Exercise aim: Could you reproduce every record below exactly as it stands?
··· Recorded data ···
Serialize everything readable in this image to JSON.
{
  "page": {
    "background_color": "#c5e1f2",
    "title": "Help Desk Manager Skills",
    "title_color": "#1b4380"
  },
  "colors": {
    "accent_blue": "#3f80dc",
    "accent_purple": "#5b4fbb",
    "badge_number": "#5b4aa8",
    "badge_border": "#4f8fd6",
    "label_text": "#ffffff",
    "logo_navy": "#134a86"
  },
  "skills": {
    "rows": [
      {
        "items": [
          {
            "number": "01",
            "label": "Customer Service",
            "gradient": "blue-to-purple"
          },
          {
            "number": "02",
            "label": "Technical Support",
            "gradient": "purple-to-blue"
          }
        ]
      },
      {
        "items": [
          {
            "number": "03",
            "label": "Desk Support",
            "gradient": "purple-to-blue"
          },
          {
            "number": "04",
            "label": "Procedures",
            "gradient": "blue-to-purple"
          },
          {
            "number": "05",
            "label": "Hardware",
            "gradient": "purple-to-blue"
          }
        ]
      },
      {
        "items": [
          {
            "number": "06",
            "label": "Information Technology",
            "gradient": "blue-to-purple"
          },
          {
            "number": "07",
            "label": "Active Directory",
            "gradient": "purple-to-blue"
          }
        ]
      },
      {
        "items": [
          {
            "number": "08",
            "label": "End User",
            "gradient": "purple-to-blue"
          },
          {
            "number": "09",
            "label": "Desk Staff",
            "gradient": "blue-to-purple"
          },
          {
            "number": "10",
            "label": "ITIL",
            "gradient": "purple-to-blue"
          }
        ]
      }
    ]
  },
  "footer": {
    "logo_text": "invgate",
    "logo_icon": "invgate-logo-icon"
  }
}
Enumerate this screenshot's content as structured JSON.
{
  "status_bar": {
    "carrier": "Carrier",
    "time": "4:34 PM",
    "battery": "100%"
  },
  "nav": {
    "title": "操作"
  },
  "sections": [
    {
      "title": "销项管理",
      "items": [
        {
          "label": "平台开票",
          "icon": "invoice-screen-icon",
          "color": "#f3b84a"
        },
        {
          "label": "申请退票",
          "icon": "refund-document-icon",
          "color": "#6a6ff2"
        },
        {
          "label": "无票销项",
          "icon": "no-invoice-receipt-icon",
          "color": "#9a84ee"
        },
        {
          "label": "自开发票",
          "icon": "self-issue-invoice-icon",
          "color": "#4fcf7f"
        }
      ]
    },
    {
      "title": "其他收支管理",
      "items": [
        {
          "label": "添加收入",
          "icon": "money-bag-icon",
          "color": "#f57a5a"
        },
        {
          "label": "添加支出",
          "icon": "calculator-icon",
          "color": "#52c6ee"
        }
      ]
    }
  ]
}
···
Written reply:
Serialize everything readable in this image to JSON.
{
  "page": {
    "background_color": "#c5e1f2",
    "title": "Help Desk Manager Skills",
    "title_color": "#1b4380"
  },
  "colors": {
    "accent_blue": "#3f80dc",
    "accent_purple": "#5b4fbb",
    "badge_number": "#5b4aa8",
    "badge_border": "#4f8fd6",
    "label_text": "#ffffff",
    "logo_navy": "#134a86"
  },
  "skills": {
    "rows": [
      {
        "items": [
          {
            "number": "01",
            "label": "Customer Service",
            "gradient": "blue-to-purple"
          },
          {
            "number": "02",
            "label": "Technical Support",
            "gradient": "purple-to-blue"
          }
        ]
      },
      {
        "items": [
          {
            "number": "03",
            "label": "Desk Support",
            "gradient": "purple-to-blue"
          },
          {
            "number": "04",
            "label": "Procedures",
            "gradient": "blue-to-purple"
          },
          {
            "number": "05",
            "label": "Hardware",
            "gradient": "purple-to-blue"
          }
        ]
      },
      {
        "items": [
          {
            "number": "06",
            "label": "Information Technology",
            "gradient": "blue-to-purple"
          },
          {
            "number": "07",
            "label": "Active Directory",
            "gradient": "purple-to-blue"
          }
        ]
      },
      {
        "items": [
          {
            "number": "08",
            "label": "End User",
            "gradient": "purple-to-blue"
          },
          {
            "number": "09",
            "label": "Desk Staff",
            "gradient": "blue-to-purple"
          },
          {
            "number": "10",
            "label": "ITIL",
            "gradient": "purple-to-blue"
          }
        ]
      }
    ]
  },
  "footer": {
    "logo_text": "invgate",
    "logo_icon": "invgate-logo-icon"
  }
}
Enumerate this screenshot's content as structured JSON.
{
  "status_bar": {
    "carrier": "Carrier",
    "time": "4:34 PM",
    "battery": "100%"
  },
  "nav": {
    "title": "操作"
  },
  "sections": [
    {
      "title": "销项管理",
      "items": [
        {
          "label": "平台开票",
          "icon": "invoice-screen-icon",
          "color": "#f3b84a"
        },
        {
          "label": "申请退票",
          "icon": "refund-document-icon",
          "color": "#6a6ff2"
        },
        {
          "label": "无票销项",
          "icon": "no-invoice-receipt-icon",
          "color": "#9a84ee"
        },
        {
          "label": "自开发票",
          "icon": "self-issue-invoice-icon",
          "color": "#4fcf7f"
        }
      ]
    },
    {
      "title": "其他收支管理",
      "items": [
        {
          "label": "添加收入",
          "icon": "money-bag-icon",
          "color": "#f57a5a"
        },
        {
          "label": "添加支出",
          "icon": "calculator-icon",
          "color": "#52c6ee"
        }
      ]
    }
  ]
}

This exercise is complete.